The opinion of the court was delivered by COLIE, J.A.D.
This is a workmen's compensation matter in which the deputy commissioner dismissed the petition and held that the petitioner's decedent had not died as the result of an accident arising out of and in the course of the employment. On appeal, the then Hudson County Court of Common Pleas reversed, holding that petitioner's decedent died of injuries sustained in an accident arising out of and in the course of the employment.
From a study of the evidence we find the following facts: Alexander Moleski, Jr., age 37, was, on May 29, 1947, employed by respondents as a truck driver. On the day in question, he commenced work shortly before 8 A.M. His activities from then until 12:30 included loading his truck with bags of cement, each weighing about 94 pounds and making deliveries

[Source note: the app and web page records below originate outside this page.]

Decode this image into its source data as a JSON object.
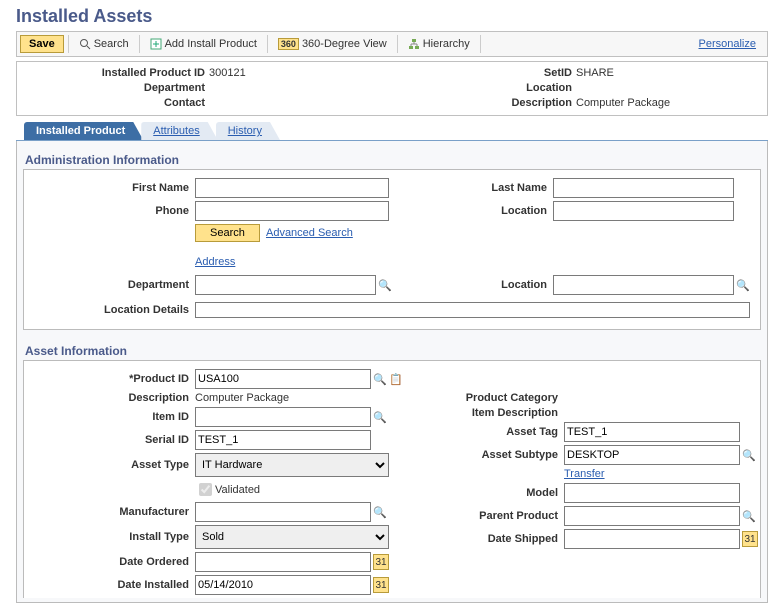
{
  "page_title": "Installed Assets",
  "toolbar": {
    "save": "Save",
    "search": "Search",
    "add_install_product": "Add Install Product",
    "view_360": "360-Degree View",
    "hierarchy": "Hierarchy",
    "personalize": "Personalize"
  },
  "header": {
    "installed_product_id_label": "Installed Product ID",
    "installed_product_id_value": "300121",
    "department_label": "Department",
    "department_value": "",
    "contact_label": "Contact",
    "contact_value": "",
    "setid_label": "SetID",
    "setid_value": "SHARE",
    "location_label": "Location",
    "location_value": "",
    "description_label": "Description",
    "description_value": "Computer Package"
  },
  "tabs": {
    "installed_product": "Installed Product",
    "attributes": "Attributes",
    "history": "History"
  },
  "admin": {
    "section_title": "Administration Information",
    "first_name_label": "First Name",
    "first_name_value": "",
    "last_name_label": "Last Name",
    "last_name_value": "",
    "phone_label": "Phone",
    "phone_value": "",
    "location_label": "Location",
    "location_value": "",
    "search_button": "Search",
    "advanced_search": "Advanced Search",
    "address": "Address",
    "department_label": "Department",
    "department_value": "",
    "location2_label": "Location",
    "location2_value": "",
    "location_details_label": "Location Details",
    "location_details_value": ""
  },
  "asset": {
    "section_title": "Asset Information",
    "product_id_label": "Product ID",
    "product_id_value": "USA100",
    "description_label": "Description",
    "description_value": "Computer Package",
    "product_category_label": "Product Category",
    "item_id_label": "Item ID",
    "item_id_value": "",
    "item_description_label": "Item Description",
    "serial_id_label": "Serial ID",
    "serial_id_value": "TEST_1",
    "asset_tag_label": "Asset Tag",
    "asset_tag_value": "TEST_1",
    "asset_type_label": "Asset Type",
    "asset_type_value": "IT Hardware",
    "asset_subtype_label": "Asset Subtype",
    "asset_subtype_value": "DESKTOP",
    "validated_label": "Validated",
    "transfer_link": "Transfer",
    "manufacturer_label": "Manufacturer",
    "manufacturer_value": "",
    "model_label": "Model",
    "model_value": "",
    "install_type_label": "Install Type",
    "install_type_value": "Sold",
    "parent_product_label": "Parent Product",
    "parent_product_value": "",
    "date_ordered_label": "Date Ordered",
    "date_ordered_value": "",
    "date_shipped_label": "Date Shipped",
    "date_shipped_value": "",
    "date_installed_label": "Date Installed",
    "date_installed_value": "05/14/2010"
  }
}
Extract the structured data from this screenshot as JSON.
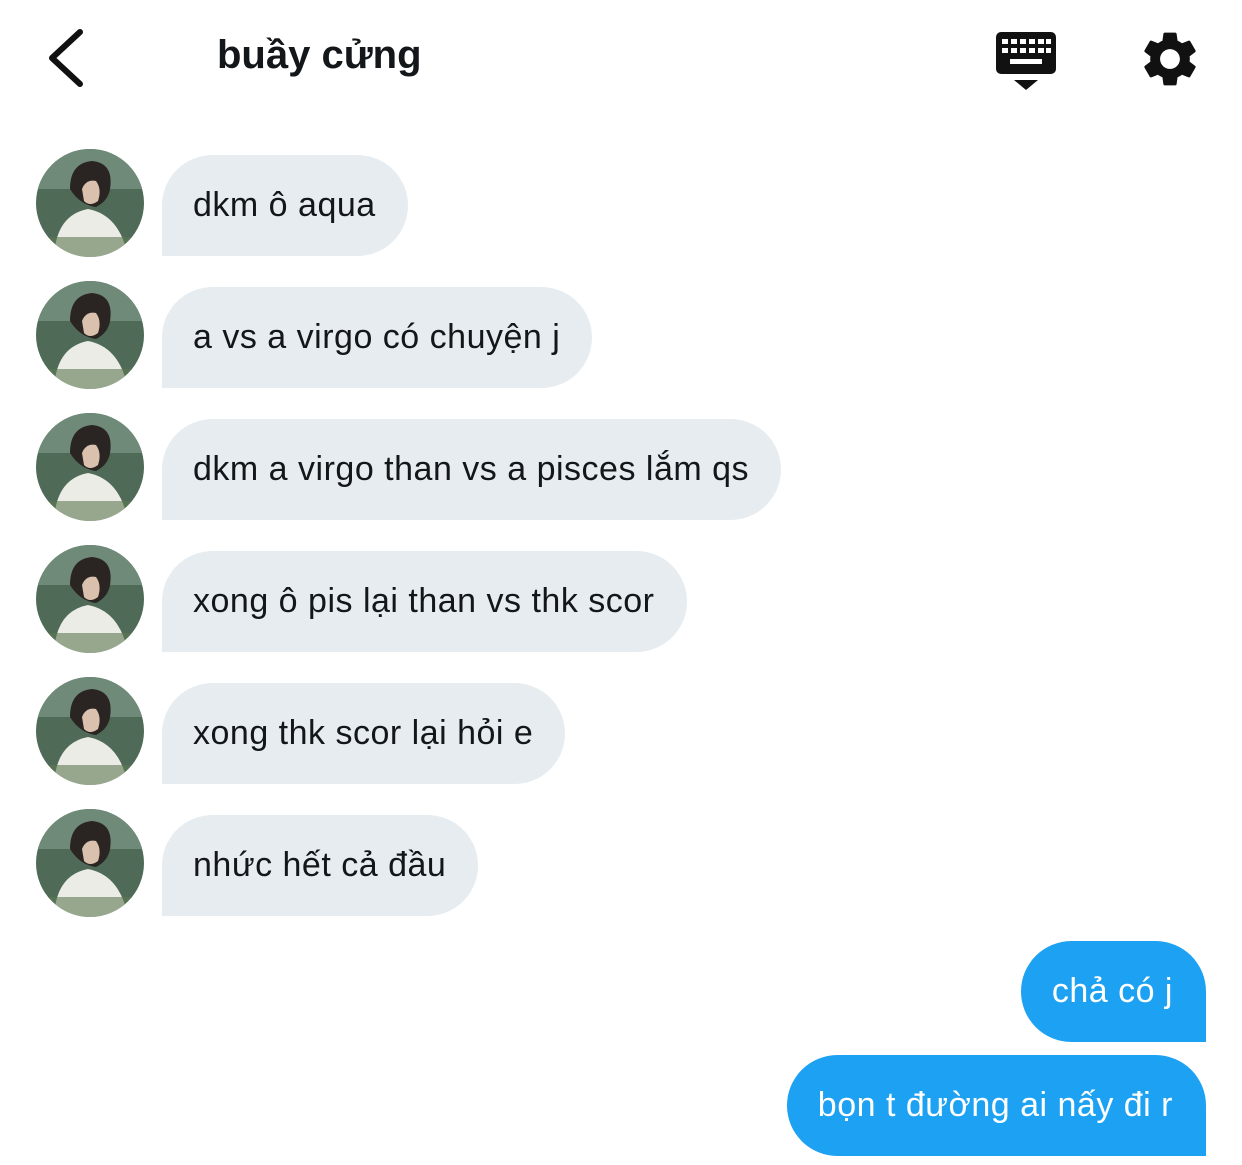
{
  "header": {
    "title": "buầy cửng",
    "back_icon": "chevron-left-icon",
    "keyboard_icon": "keyboard-icon",
    "settings_icon": "gear-icon"
  },
  "colors": {
    "incoming_bubble": "#e6ecf0",
    "outgoing_bubble": "#1da1f2",
    "text": "#14171a"
  },
  "messages": {
    "incoming": [
      {
        "text": "dkm ô aqua"
      },
      {
        "text": "a vs a virgo có chuyện j"
      },
      {
        "text": "dkm a virgo than vs a pisces lắm qs"
      },
      {
        "text": "xong ô pis lại than vs thk scor"
      },
      {
        "text": "xong thk scor lại hỏi e"
      },
      {
        "text": "nhức hết cả đầu"
      }
    ],
    "outgoing": [
      {
        "text": "chả có j"
      },
      {
        "text": "bọn t đường ai nấy đi r"
      }
    ]
  }
}
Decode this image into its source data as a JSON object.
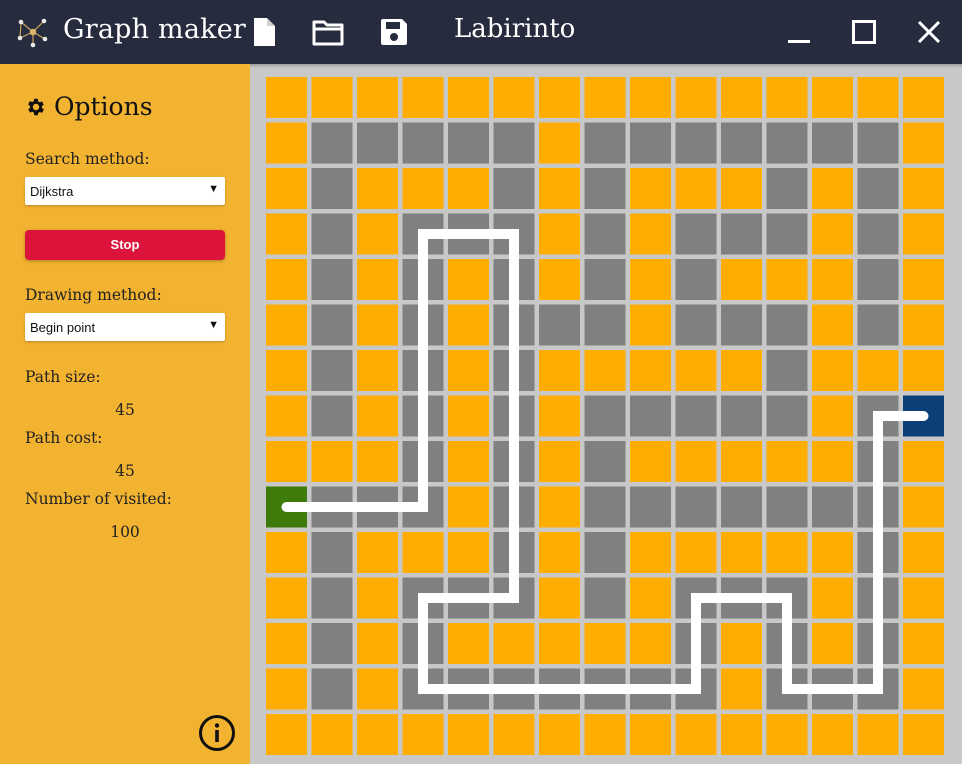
{
  "app": {
    "title": "Graph maker",
    "document_title": "Labirinto"
  },
  "toolbar": {
    "icons": [
      "file-icon",
      "folder-icon",
      "save-icon"
    ],
    "window_controls": [
      "minimize-icon",
      "maximize-icon",
      "close-icon"
    ]
  },
  "sidebar": {
    "heading": "Options",
    "search_method_label": "Search method:",
    "search_method_value": "Dijkstra",
    "stop_label": "Stop",
    "drawing_method_label": "Drawing method:",
    "drawing_method_value": "Begin point",
    "path_size_label": "Path size:",
    "path_size_value": "45",
    "path_cost_label": "Path cost:",
    "path_cost_value": "45",
    "visited_label": "Number of visited:",
    "visited_value": "100"
  },
  "colors": {
    "open": "#ffad00",
    "wall": "#808080",
    "start": "#3e7b0a",
    "end": "#0c3f78",
    "path": "#ffffff",
    "sidebar": "#f2b330",
    "titlebar": "#262b3e",
    "stop_button": "#dc143c"
  },
  "maze": {
    "rows": [
      "OOOOOOOOOOOOOOO",
      "OWWWWWOWWWWWWWO",
      "OWOOOWOWOOOWOWO",
      "OWOWWWOWOWWWOWO",
      "OWOWOWOWOWOOOWO",
      "OWOWOWWWOWWWOWO",
      "OWOWOWOOOOOWOOO",
      "OWOWOWOWWWWWOWE",
      "OOOWOWOWOOOOOWO",
      "SWWWOWOWWWWWWWO",
      "OWOOOWOWOOOOOWO",
      "OWOWWWOWOWWWOWO",
      "OWOWOOOOOWOWOWO",
      "OWOWWWWWWWOWWWO",
      "OOOOOOOOOOOOOOO"
    ],
    "path": [
      [
        0,
        9
      ],
      [
        1,
        9
      ],
      [
        2,
        9
      ],
      [
        3,
        9
      ],
      [
        3,
        8
      ],
      [
        3,
        7
      ],
      [
        3,
        6
      ],
      [
        3,
        5
      ],
      [
        3,
        4
      ],
      [
        3,
        3
      ],
      [
        4,
        3
      ],
      [
        5,
        3
      ],
      [
        5,
        4
      ],
      [
        5,
        5
      ],
      [
        5,
        6
      ],
      [
        5,
        7
      ],
      [
        5,
        8
      ],
      [
        5,
        9
      ],
      [
        5,
        10
      ],
      [
        5,
        11
      ],
      [
        4,
        11
      ],
      [
        3,
        11
      ],
      [
        3,
        12
      ],
      [
        3,
        13
      ],
      [
        4,
        13
      ],
      [
        5,
        13
      ],
      [
        6,
        13
      ],
      [
        7,
        13
      ],
      [
        8,
        13
      ],
      [
        9,
        13
      ],
      [
        9,
        12
      ],
      [
        9,
        11
      ],
      [
        10,
        11
      ],
      [
        11,
        11
      ],
      [
        11,
        12
      ],
      [
        11,
        13
      ],
      [
        12,
        13
      ],
      [
        13,
        13
      ],
      [
        13,
        12
      ],
      [
        13,
        11
      ],
      [
        13,
        10
      ],
      [
        13,
        9
      ],
      [
        13,
        8
      ],
      [
        13,
        7
      ],
      [
        14,
        7
      ]
    ]
  }
}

The synopsis of our finding of facts brings this case within the holding in Bernstein Furniture Co. v. Kelly, 114 N.J. Law 500 (Sup. Ct. 1935); affirmed 115 N.J. Law 500 (E. & A. 1935). Mr. Justice Perskie, for the Supreme Court in affirming an award to the dependents of a workman who died of a cardiac failure, said: "The heat, the weight of the furniture, the difficulty in carrying the furniture up the stairs, justify the conclusion that it was an unusual exertion * * *." So, in the instant case the heat, the extraordinary volume of materials delivered and their heavy weights combine to create the unusual exertion which was held in the cited case to justify the finding of an accident arising out of the employment. We note in passing that the holding in Bernstein Furniture Co. v. Kelly, supra, is in nowise weakened by Lohndorf v. Peper Bros. Paint Co., 134 N.J. Law 156 (Sup. Ct. 1946); affirmed 135 N.J. Law 352 (E. & A. 1947).
The judgment under review is affirmed with costs.